On this day, my wife decided to bring the pain with some HIIT, or High Intensity Interval Training. Push-ups, Burpees, Mountain-Climbers…self-inflicted cardio torture. With that heavy breathing comes high CO2 production. And the CERV was there too, doing its own high intensity ventilation. One more rep, bro, you got this!
There are no increased pollutant spikes for dinner time, since we meal prep all of our weeknight dinners. The CERV just does a bit of Recirculation Heating as the outdoor temperature drops, and then when it comes to bedtime, we resume the regularly scheduled ventilation programming.
I could show some more data, but with self-quarantining the days are all pretty much the same and time has no meaning anymore.
We often like to show off fabulous award-winning new homes using CERV smart ventilation, but sometimes it’s important to show a little love to our old homes! People often think that old homes are leaky and therefore get plenty of fresh air, but study after study has shown that where the leaks are, and where the people are, often doesn’t overlap. The addition of smart ventilation to a home can improve your health, cognition, and sleep quality (check out the studies listed on our Fresh Air page), as well as reduce odors and improve your comfort. In any home.
Overall, this was a project that was easily done mostly by one person, making it a perfect pandemic activity. Every home is unique in its own way, so a little planning goes a long way when deciding how you want to integrate the CERV into your own home (and we can help, just submit our contact form)!
Total cost for the project? If it wasn’t for my five-finger employee discount, the CERV2 typically starts around $5,500. Ductwork, fittings, aluminum tape, sheet metal screws, and duct mastic added up to around $300.
Installation time of the CERV ended up totaling around 30 hours. Getting the CERV in place, cutting holes in the walls for the the wall vent hoods, and connecting the fresh air intake, stale air exhaust, and supply to inside ducts was easily done over one weekend. The return duct branches (including converting supplies to returns and adding the new half-bath return) was accomplished over the next few weekends when there was time.
We will be tearing out our old inefficient gas furnace and central AC and replacing them with new ultra-efficient Hyper-Heat ducted mini-splits from Mitsubishi Electric.

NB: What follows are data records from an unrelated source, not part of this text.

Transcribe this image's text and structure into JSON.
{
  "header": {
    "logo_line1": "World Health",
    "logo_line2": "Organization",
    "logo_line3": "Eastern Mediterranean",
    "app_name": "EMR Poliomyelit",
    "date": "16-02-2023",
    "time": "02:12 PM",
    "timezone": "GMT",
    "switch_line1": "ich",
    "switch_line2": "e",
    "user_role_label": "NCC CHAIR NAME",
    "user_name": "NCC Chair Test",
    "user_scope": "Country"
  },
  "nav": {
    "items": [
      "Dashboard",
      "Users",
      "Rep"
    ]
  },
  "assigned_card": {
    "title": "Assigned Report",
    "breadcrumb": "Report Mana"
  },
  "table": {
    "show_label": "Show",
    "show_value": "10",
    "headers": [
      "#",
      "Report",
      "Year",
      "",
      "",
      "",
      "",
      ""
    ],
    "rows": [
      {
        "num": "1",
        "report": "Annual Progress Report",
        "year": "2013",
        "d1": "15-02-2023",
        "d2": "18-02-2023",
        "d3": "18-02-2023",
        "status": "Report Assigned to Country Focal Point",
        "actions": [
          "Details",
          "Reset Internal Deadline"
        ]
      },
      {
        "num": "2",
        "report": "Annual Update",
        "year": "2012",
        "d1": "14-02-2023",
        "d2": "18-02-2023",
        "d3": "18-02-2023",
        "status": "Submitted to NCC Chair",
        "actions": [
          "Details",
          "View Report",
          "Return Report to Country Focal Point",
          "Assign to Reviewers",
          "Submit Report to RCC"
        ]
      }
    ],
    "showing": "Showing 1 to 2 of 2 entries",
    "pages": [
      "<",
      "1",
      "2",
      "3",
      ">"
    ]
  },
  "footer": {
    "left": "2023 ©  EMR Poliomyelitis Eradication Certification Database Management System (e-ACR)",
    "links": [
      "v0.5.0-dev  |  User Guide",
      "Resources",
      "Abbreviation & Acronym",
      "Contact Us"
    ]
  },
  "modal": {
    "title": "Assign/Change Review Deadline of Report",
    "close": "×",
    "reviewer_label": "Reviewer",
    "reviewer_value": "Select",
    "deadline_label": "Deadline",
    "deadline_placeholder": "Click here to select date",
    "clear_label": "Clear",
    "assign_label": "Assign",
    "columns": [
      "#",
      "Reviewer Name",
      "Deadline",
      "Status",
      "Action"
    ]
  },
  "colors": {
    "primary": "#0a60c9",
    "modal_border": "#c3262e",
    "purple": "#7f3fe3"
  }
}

The CERV will act as the mastermind of the whole home, not only managing the indoor air quality, but the indoor comfort level (zoned to both floors, of course). We are very excited to start this next phase and can’t wait to show you how it can be done to your home too!